People who don't melt during fiery trials but are refined, made stronger and purer than before because of the glorious grace and strong preserving hand of their Redeemer? That is beautiful.

He makes us beautiful through sanctification.

He makes us into a new creation and we now can put off the old self; 2 Corinthians 5:17 tells us, "Therefore, if anyone is in Christ, he is a new creation. The old has passed away; behold, the new has come." I am dead to sin and have the ability to say yes to Jesus and his ways, to live for him.

We can be transformed, " by the renewal of your mind, that by testing you may discern what is the will of God, what is good and acceptable and perfect" (Romans 12). And we can even add to our faith, 2 Peter 1:5-8 says, "For this very reason, make every effort to supplement your faith with virtue, and virtue with knowledge, and knowledge with self-control, and self-control with steadfastness with godliness, and godliness with brotherly affection and brotherly affection with love. For if these qualities are yours and are increasing, they keep you from being ineffective or unfruitful in the knowledge of our Lord Jesus Christ." We can grow in Christ and become like Him by adding to our faith these beautiful virtues, but we can never add to our salvation, which was finished at the cross.

Sanctification also prepares us for our future home, we are just passing through. Like Abraham and Moses who didn't reach their destinations, Hebrews 11:13 says, "These all died in faith, not having received the things promised, having seen them and greeted them from afar, and having acknowledged that they were strangers and exiles on the earth. For people who speak thus make it clear that they are seeking a homeland. If they had been thinking of that land from which they had gone out, they would have had the opportunity to return, But as it is they desire a better country, that is a heavenly one. Therefore, God is not ashamed to be called their God, for he has prepared for them a city." God also is not ashamed to be called our God if we put our faith in him, and we too are waiting for our future home, our true home.

Self-righteous, filthy rebels transformed into virtuous new creations, increasingly bearing the fruit of the Spirit and displaying the glory of their Savior King? That is beautiful.

Lastly, He makes death beautiful because He takes away the sting and we are brought into glory with Him.

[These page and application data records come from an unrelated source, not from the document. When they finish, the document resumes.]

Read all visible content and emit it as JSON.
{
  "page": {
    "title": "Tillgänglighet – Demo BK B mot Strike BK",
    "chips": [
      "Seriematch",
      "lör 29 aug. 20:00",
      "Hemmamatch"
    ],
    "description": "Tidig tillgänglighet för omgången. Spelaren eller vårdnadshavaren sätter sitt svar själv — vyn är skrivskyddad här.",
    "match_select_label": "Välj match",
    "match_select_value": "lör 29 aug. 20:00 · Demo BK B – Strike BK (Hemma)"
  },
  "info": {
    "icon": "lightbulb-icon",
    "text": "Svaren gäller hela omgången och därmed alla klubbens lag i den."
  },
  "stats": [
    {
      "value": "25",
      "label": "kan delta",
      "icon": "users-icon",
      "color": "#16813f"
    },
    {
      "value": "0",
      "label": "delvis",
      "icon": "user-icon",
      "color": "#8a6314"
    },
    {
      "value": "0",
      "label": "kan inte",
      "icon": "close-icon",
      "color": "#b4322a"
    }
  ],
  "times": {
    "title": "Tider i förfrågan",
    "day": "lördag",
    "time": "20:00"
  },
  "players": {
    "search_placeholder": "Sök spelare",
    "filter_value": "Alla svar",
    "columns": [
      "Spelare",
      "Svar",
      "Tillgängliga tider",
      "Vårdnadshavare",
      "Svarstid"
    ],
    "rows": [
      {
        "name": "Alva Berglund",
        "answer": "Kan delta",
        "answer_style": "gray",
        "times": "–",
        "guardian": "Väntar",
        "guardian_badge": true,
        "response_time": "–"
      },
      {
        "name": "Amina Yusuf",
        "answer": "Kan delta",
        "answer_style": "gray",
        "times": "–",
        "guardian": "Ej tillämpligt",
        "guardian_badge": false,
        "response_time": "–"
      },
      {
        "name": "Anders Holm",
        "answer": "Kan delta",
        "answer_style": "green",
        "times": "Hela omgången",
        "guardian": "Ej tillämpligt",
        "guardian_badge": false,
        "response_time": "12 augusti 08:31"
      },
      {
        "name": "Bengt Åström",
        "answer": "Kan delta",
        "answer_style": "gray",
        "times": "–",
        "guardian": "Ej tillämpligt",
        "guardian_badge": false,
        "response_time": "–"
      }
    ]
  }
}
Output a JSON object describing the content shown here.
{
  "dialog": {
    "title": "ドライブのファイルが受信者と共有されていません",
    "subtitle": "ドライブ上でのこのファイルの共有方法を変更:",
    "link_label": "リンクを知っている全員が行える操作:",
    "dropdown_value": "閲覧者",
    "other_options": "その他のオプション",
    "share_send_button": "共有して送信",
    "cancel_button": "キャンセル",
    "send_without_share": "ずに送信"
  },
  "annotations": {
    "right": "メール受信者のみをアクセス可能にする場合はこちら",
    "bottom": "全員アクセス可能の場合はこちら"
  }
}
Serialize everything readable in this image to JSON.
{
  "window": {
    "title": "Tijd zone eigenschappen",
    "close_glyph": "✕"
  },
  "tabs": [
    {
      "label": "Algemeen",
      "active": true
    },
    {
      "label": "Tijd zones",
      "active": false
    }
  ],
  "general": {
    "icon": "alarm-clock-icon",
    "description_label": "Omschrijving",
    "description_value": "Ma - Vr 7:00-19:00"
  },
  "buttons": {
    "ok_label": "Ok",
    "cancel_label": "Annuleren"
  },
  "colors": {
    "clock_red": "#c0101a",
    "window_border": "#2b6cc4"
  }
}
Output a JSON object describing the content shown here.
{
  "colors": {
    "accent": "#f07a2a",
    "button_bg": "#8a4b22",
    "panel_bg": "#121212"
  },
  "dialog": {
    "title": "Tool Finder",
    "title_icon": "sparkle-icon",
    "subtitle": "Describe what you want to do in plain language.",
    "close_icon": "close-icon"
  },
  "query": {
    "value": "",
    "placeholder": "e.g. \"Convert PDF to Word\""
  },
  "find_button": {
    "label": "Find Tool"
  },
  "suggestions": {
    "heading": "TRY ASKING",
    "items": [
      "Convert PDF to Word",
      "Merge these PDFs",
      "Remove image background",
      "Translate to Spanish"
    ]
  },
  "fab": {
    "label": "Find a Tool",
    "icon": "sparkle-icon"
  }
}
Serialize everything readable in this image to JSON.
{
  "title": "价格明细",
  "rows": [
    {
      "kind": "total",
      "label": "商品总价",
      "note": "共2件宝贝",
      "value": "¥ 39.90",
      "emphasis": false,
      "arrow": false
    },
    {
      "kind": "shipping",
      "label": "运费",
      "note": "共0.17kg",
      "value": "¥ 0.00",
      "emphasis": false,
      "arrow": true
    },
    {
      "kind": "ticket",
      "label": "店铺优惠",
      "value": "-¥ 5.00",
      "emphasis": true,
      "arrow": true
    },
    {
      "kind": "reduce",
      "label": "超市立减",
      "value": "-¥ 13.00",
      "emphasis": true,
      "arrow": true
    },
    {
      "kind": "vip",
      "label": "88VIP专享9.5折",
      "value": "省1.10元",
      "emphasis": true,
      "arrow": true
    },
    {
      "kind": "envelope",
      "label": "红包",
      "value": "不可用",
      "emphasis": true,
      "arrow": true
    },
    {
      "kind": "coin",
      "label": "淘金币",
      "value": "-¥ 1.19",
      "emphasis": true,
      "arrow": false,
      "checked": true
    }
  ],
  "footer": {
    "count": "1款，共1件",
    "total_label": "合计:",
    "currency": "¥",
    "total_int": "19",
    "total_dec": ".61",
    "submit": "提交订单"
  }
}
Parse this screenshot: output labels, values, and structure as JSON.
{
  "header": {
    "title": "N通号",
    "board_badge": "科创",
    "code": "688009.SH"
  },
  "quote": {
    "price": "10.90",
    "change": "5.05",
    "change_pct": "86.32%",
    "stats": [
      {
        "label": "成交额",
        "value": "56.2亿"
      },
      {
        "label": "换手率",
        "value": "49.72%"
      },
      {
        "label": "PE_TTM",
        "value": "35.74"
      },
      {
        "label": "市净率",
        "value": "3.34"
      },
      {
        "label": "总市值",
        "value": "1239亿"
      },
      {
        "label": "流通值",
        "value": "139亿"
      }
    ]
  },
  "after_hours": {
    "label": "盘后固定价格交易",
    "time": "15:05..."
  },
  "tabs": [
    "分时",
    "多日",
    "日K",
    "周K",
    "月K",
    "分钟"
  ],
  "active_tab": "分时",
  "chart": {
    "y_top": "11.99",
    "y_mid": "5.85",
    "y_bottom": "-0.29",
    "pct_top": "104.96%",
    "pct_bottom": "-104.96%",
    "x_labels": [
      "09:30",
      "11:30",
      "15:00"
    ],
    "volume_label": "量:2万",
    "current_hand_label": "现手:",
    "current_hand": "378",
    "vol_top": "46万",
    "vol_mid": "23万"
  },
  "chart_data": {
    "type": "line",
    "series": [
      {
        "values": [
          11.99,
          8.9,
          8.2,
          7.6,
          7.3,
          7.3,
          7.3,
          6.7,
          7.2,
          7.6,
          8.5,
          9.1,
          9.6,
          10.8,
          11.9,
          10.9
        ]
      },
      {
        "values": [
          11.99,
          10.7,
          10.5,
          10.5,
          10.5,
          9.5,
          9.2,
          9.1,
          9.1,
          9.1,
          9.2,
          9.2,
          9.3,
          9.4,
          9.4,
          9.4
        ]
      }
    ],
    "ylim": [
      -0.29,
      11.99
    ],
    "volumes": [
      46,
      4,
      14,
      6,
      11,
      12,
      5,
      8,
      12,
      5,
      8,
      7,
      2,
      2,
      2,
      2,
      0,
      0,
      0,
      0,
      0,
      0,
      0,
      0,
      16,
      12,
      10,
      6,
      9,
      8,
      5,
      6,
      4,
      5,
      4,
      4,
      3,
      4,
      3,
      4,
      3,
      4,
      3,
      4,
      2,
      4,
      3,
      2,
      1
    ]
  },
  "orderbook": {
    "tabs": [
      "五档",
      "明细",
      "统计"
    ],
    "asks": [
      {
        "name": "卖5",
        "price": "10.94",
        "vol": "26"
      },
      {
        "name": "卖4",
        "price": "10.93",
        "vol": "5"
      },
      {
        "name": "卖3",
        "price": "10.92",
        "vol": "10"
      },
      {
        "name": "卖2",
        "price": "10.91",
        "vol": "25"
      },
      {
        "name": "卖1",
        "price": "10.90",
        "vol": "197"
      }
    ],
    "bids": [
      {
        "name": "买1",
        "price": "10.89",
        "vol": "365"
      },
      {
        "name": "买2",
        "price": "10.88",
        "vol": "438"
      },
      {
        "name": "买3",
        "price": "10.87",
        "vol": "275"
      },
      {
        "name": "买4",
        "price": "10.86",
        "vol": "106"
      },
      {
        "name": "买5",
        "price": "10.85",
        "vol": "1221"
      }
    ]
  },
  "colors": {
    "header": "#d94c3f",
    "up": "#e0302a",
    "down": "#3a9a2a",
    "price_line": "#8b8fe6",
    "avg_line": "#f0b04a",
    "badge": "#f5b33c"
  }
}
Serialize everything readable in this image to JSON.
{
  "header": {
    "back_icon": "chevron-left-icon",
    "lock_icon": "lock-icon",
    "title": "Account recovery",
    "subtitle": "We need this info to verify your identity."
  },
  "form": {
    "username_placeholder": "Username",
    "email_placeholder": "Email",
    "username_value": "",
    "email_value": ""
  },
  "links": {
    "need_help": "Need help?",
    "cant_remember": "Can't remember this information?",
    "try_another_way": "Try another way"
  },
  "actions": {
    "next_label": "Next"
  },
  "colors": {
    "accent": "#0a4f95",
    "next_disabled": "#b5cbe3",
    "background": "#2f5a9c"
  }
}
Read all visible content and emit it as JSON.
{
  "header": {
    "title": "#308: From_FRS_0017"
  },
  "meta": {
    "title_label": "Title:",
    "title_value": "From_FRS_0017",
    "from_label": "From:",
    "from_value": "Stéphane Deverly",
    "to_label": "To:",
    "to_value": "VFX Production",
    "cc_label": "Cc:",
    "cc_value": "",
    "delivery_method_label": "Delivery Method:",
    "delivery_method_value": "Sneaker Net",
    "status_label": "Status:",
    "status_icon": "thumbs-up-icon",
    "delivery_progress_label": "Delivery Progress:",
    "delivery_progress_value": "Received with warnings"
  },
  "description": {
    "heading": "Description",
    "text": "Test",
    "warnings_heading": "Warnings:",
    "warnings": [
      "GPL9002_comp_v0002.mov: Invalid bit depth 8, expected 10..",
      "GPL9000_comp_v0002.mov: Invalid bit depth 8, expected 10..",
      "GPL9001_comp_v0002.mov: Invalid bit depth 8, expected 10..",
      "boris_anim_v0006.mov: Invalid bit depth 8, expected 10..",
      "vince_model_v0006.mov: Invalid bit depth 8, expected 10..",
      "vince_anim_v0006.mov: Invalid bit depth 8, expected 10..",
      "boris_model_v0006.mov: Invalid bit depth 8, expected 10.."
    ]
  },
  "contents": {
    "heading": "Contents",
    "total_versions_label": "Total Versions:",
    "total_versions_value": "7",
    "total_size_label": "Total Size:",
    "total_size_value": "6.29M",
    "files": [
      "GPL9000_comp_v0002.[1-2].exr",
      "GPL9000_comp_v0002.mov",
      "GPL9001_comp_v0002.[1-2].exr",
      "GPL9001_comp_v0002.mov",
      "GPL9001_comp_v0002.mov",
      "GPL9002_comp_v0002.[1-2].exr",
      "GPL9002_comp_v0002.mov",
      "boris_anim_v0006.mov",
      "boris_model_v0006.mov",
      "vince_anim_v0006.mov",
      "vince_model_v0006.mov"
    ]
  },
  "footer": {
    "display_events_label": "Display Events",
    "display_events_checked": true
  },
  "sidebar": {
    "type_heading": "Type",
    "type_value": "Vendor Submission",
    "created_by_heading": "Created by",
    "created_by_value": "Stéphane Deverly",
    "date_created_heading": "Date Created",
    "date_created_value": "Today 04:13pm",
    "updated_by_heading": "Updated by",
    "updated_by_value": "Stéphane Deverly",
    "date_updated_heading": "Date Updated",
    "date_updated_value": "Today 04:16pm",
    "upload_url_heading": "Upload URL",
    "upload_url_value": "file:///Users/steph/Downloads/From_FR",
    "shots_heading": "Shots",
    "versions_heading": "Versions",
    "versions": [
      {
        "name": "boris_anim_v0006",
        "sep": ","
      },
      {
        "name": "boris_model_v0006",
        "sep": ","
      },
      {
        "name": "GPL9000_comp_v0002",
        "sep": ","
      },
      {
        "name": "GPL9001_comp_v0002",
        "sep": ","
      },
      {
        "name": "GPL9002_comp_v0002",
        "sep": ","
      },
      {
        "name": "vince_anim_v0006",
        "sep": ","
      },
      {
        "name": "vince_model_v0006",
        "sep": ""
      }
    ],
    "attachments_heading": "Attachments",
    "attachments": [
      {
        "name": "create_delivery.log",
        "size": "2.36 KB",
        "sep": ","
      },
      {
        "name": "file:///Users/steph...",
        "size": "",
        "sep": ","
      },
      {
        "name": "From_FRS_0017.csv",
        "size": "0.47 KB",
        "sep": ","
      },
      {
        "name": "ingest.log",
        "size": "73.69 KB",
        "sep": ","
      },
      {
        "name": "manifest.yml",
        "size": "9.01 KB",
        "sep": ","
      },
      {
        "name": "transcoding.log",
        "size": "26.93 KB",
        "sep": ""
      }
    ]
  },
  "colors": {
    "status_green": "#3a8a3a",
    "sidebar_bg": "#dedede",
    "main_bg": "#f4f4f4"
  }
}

Recently we as a church have walked through a tragic loss, and many have recently lost loved ones, but we have not done this alone and we have not done this without hope. 1 Thess 4:13-14 states, "But we do not want you to be uninformed, brothers, about those who are asleep, that you may not grieve as others do who have no hope. For since we believe that Jesus died and rose again, even so, through Jesus, God will bring with him those who have fallen asleep." For Christians, death is not our end; this is not goodbye.

Someday in our future home we will be glorified, we will be robed in righteousness and adorned with jewels. Isaiah 61:10 says, "I will greatly rejoice in the Lord, my soul shall exult in my God, for he has clothed me with the garments of salvation; He has covered me with the robe of righteousness, as a bridegroom decks himself like a priest with a beautiful headdress, and as a bride adorns herself with her jewels." Those that have fallen asleep and for those of us looking towards that day, we will have no more tears, no more pain or struggle with sin, but robed in righteousness. We will be presented to Him holy and without blemish (Ephesians 5).

In triumph He has taken away the sting of death! 

"Death is swallowed up in victory. 'O death, where is your victory? O death, where is your sting?' The sting of death is sin, and the power of sin is the law. But thanks be to God, who gives us the victory through our Lord Jesus Christ. Therefore, my beloved brothers, be steadfast, immovable, always abounding in the work of the Lord, knowing that in the Lord your labor is not in vain." (Corinthians 15:54-58).

God transforming the ultimate tragedy, the greatest tangible sign of the corruption of sin, into a glorious transition to our exalted eternal state, into the ultimate restoration of what we were each created to be. That is beautiful!